The Federal Aviation Administration has certificated GE Aviation’s 105,000lb-thrust (467kN) GE9X turbofan, a milestone coming as Boeing continues working toward achieving certification for its GE9X-powered 777-9.

The FAA’s airworthiness certification follows a notable GE9X development delay announced at the 2019 Paris air show and comes as Boeing works to begin 777-9 deliveries in 2022.

777X test aircraft gets GE9X-1-640px

Source: GE

FAA certificates GE9X engine

GE completed the GE9X certification programme using eight test engines that logged nearly 5,000h of operations and 8,000 engine cycles, the Ohio-based aircraft engine maker says on 28 September.

“GE’s focus remains working with Boeing to complete the 777X flight-test programme and entry into service,” GE says. “Eight GE9X test engines and two test spares have been produced and delivered to Seattle for Boeing’s four 777X test airplanes.”

GE continues working to achieve FAA GE9X “extended operations” (ETOPS) approval – an effort expected to involve 3,000 GE9X ground-test cycles. The company is also “conducting maturation testing to help GE engineers prepare to support the engine in service”, it adds.

GE says “several GE9X production engines have been assembled, and GE Aviation is in the process of completing factory acceptance tests”.

Certification of the GE9X comes as Boeing progresses with the delayed 777-9 certification programme. Boeing completed its maiden 777-9 flight on 25 January, following by first flight of the second test jet on 30 April and the maiden flight of the third test 777-9 on 3 August.

The engine issue disclosed by GE in 2019 involved durability of stator vanes at the front end of the GE9X’s high-pressure compressor. The vanes sit between rotor blades and pivot on a bearing to keep the engine running at optimum performance. The durability problem was causing exhaust-gas temperatures to be outside expected ranges, resulting in premature component deterioration, GE has said.

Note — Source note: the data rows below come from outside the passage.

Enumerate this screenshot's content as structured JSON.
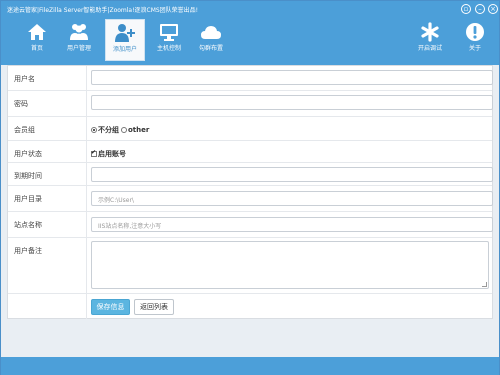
{
  "window": {
    "title": "迷途云管家|FileZilla Server智能助手|Zoomla!逐浪CMS团队荣誉出品!"
  },
  "toolbar": {
    "items": [
      {
        "label": "首页",
        "icon": "home-icon"
      },
      {
        "label": "用户管理",
        "icon": "users-icon"
      },
      {
        "label": "添加用户",
        "icon": "add-user-icon"
      },
      {
        "label": "主机控制",
        "icon": "monitor-icon"
      },
      {
        "label": "勾群布置",
        "icon": "cloud-icon"
      }
    ],
    "right_items": [
      {
        "label": "开启调试",
        "icon": "asterisk-icon"
      },
      {
        "label": "关于",
        "icon": "info-icon"
      }
    ],
    "active": "添加用户"
  },
  "form": {
    "username": {
      "label": "用户名",
      "value": ""
    },
    "password": {
      "label": "密码",
      "value": ""
    },
    "group": {
      "label": "会员组",
      "options": [
        "不分组",
        "other"
      ],
      "selected": "不分组"
    },
    "status": {
      "label": "用户状态",
      "checkbox_label": "启用账号",
      "checked": true
    },
    "expire": {
      "label": "到期时间",
      "value": ""
    },
    "directory": {
      "label": "用户目录",
      "placeholder": "示例C:\\User\\"
    },
    "site": {
      "label": "站点名称",
      "placeholder": "IIS站点名称,注意大小写"
    },
    "note": {
      "label": "用户备注",
      "value": ""
    },
    "buttons": {
      "save": "保存信息",
      "back": "返回列表"
    }
  },
  "colors": {
    "accent": "#4c9fd9",
    "primary_button": "#5bb5e0"
  }
}
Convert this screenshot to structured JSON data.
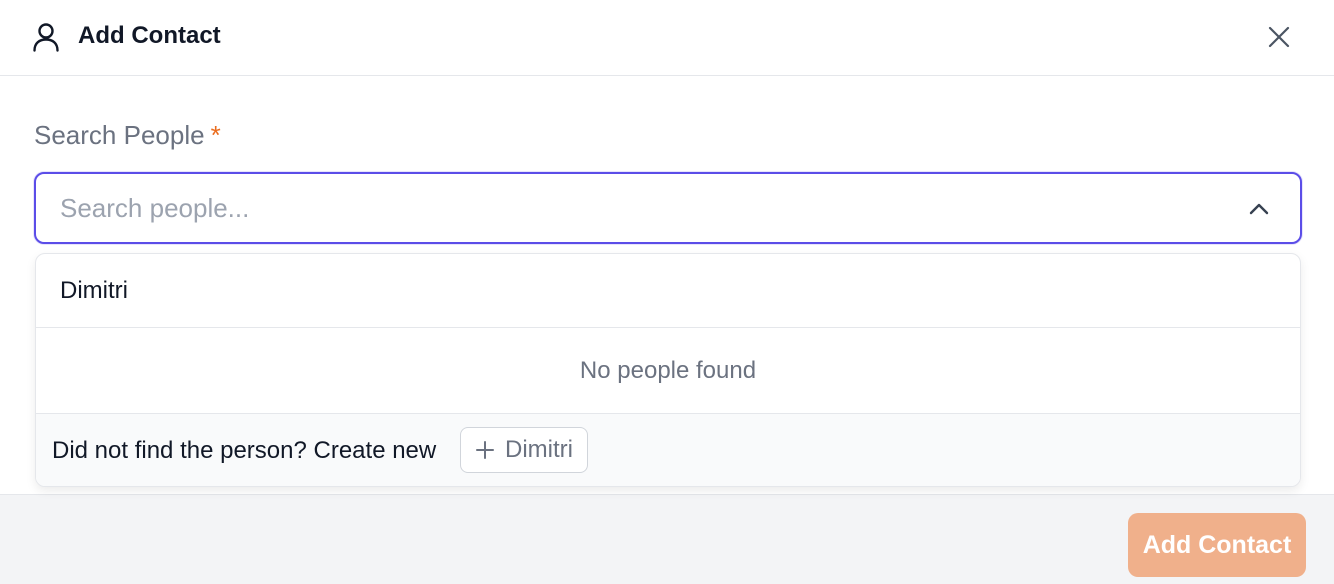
{
  "header": {
    "title": "Add Contact",
    "icon": "user-icon",
    "close_icon": "close-icon"
  },
  "form": {
    "label": "Search People",
    "required_marker": "*",
    "search_placeholder": "Search people...",
    "search_value": ""
  },
  "dropdown": {
    "typed_value": "Dimitri",
    "empty_message": "No people found",
    "create_prompt": "Did not find the person? Create new",
    "create_button_label": "Dimitri"
  },
  "footer": {
    "submit_label": "Add Contact"
  },
  "colors": {
    "accent": "#5b4de8",
    "required": "#ea6c1e",
    "submit_disabled": "#f0b08b"
  }
}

The issue forced GE to recall from Boeing four GE9X engines used for flight tests, though the engine maker quickly addressed the problem and shipped engines back to Boeing.